▸ **YOUR GOAL**
Scan the listing for the word "title" and report every line that contains it.

▸ **DATA PROVIDED**
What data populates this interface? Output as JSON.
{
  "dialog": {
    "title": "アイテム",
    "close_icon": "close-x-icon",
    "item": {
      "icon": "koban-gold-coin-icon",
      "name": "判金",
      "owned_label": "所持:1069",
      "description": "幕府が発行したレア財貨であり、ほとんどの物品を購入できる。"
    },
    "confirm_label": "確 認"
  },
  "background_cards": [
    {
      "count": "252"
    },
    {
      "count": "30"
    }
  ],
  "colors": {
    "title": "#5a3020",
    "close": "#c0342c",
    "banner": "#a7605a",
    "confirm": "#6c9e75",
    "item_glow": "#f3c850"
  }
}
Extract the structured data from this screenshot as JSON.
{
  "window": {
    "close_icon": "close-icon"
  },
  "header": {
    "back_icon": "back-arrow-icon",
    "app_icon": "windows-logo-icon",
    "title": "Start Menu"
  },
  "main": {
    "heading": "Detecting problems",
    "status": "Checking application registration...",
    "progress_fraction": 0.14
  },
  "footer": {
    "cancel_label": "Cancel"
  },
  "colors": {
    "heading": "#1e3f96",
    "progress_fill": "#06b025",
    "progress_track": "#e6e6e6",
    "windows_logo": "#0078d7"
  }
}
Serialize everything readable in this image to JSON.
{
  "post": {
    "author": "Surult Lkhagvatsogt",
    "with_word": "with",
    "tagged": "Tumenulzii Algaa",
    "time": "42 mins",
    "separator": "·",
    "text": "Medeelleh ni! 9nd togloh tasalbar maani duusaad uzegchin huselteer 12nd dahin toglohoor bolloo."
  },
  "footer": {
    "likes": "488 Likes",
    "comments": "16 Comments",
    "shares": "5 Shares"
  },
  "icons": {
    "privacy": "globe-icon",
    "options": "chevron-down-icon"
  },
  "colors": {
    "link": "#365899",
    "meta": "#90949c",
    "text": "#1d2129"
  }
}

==

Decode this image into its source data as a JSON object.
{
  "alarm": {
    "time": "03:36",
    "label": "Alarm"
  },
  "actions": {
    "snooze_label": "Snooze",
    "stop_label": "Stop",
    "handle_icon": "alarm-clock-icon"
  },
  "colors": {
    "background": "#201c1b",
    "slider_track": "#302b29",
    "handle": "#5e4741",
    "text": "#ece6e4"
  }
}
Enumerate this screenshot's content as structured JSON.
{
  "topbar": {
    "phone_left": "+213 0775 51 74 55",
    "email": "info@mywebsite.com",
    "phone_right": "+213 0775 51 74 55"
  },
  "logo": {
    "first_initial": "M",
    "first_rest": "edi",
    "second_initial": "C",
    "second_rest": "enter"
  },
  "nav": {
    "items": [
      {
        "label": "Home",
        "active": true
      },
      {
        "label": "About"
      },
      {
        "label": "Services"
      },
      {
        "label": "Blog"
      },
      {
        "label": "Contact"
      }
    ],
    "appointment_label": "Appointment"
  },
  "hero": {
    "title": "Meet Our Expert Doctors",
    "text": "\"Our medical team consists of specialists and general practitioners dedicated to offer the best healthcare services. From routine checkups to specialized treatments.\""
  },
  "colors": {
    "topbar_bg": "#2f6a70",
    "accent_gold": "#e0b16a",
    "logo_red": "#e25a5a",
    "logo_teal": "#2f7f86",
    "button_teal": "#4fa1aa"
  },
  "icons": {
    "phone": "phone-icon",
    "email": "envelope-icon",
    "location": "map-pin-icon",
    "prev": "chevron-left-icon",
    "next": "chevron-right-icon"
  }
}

▸ **TASK ANSWER**
    "title": "アイテム",
    "title": "#5a3020",
    "title": "Start Menu"
    "title": "Meet Our Expert Doctors",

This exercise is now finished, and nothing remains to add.